- PROBLEM DETAILS:
Only the lines that hold "البيانات" should be in the answer, each copied from the data below.

- Data records for software interfaces:
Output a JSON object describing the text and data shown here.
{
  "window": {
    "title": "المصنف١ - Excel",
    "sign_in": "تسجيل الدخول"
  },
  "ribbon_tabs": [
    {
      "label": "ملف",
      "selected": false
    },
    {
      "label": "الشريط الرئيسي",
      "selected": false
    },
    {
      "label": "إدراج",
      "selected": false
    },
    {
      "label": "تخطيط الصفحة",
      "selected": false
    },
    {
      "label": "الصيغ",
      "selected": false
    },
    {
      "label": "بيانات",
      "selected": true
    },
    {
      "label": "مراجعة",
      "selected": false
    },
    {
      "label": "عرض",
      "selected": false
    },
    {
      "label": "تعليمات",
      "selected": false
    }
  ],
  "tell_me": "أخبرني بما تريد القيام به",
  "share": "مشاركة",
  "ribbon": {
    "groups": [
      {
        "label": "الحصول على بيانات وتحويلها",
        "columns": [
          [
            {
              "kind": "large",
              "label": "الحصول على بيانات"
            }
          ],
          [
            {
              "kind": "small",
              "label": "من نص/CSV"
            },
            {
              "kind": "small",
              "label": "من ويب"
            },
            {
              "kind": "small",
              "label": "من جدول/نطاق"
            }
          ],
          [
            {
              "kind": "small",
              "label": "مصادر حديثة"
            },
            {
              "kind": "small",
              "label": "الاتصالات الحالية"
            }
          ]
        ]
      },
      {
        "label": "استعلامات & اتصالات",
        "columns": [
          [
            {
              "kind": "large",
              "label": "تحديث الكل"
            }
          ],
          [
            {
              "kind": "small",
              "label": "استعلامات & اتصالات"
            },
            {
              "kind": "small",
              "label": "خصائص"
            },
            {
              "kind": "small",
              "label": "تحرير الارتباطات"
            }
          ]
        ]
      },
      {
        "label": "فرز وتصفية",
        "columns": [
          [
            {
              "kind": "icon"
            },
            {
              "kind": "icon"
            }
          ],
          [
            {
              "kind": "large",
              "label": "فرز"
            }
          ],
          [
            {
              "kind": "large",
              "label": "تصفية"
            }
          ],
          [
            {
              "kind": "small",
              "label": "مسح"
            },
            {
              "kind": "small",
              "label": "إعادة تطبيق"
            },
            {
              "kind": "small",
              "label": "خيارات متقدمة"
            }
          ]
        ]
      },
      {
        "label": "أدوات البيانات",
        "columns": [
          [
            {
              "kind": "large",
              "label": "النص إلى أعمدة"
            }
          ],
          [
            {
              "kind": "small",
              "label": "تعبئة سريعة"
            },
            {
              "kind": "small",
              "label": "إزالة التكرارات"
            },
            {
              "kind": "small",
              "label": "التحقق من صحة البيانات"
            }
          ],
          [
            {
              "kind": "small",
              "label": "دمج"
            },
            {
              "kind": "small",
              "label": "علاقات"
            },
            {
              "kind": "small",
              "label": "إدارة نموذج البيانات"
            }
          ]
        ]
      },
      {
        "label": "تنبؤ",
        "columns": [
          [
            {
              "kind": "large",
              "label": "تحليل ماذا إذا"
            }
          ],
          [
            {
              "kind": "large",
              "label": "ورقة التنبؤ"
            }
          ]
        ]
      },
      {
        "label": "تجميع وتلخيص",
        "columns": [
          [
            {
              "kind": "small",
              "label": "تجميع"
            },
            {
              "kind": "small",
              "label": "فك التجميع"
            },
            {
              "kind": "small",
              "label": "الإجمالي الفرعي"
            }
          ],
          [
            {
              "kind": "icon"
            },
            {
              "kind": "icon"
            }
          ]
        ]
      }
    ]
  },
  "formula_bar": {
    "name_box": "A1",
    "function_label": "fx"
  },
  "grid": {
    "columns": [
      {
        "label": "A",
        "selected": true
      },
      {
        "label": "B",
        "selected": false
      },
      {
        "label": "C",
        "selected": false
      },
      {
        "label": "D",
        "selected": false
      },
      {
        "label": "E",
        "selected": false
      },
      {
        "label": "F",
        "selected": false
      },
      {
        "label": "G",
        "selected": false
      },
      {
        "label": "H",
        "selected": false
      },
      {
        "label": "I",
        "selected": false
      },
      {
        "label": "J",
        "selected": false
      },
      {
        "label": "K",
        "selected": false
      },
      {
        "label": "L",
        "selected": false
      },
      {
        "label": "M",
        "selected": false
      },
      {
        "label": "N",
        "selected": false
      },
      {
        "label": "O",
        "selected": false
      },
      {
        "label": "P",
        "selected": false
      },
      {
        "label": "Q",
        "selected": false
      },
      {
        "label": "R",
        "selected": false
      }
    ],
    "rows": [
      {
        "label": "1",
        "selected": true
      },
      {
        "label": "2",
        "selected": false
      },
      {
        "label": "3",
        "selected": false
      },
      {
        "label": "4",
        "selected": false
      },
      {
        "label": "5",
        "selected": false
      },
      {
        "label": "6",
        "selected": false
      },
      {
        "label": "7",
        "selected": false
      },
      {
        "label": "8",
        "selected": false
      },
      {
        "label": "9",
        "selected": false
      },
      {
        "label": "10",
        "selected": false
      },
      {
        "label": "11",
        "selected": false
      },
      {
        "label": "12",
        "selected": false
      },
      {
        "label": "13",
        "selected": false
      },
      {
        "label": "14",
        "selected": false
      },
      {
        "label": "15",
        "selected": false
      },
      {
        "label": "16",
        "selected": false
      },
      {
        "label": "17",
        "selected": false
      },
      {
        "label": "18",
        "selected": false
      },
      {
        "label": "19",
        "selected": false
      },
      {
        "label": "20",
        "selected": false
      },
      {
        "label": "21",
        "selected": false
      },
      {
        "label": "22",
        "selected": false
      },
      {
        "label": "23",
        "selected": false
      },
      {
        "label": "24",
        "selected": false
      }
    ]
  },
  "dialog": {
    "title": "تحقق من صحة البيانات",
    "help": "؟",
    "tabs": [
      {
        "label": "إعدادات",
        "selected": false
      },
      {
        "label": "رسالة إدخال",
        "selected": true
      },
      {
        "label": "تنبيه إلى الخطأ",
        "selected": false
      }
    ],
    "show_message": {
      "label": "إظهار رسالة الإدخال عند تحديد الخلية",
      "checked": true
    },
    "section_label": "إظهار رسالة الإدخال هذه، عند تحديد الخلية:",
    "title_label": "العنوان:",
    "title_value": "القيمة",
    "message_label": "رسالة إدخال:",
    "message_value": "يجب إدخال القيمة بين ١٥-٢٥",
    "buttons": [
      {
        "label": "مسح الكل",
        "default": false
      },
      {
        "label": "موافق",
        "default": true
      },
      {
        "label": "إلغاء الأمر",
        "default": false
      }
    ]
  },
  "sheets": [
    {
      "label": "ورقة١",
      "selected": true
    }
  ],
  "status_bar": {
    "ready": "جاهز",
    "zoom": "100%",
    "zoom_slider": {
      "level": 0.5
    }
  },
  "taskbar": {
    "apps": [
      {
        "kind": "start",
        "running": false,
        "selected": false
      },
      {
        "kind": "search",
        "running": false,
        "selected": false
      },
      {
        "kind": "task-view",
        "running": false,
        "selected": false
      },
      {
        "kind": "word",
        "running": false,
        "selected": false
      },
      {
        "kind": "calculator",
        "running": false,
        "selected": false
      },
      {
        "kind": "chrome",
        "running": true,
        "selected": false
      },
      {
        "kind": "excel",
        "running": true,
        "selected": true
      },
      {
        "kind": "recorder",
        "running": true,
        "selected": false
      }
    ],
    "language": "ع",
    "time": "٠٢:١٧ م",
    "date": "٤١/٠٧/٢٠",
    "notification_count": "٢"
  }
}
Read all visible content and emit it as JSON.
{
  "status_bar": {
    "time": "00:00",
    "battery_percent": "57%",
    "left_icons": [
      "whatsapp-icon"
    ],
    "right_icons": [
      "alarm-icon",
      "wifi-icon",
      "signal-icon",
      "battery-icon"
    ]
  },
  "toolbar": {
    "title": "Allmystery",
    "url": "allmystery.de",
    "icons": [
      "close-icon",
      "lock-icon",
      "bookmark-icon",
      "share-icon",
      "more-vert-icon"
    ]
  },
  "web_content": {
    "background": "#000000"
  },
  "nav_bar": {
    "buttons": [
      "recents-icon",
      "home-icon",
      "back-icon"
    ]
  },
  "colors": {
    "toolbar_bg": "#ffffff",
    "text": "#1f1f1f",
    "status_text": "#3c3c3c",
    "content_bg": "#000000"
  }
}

- RESULT BELOW:
        "label": "أدوات البيانات",
              "label": "التحقق من صحة البيانات"
              "label": "إدارة نموذج البيانات"
    "title": "تحقق من صحة البيانات",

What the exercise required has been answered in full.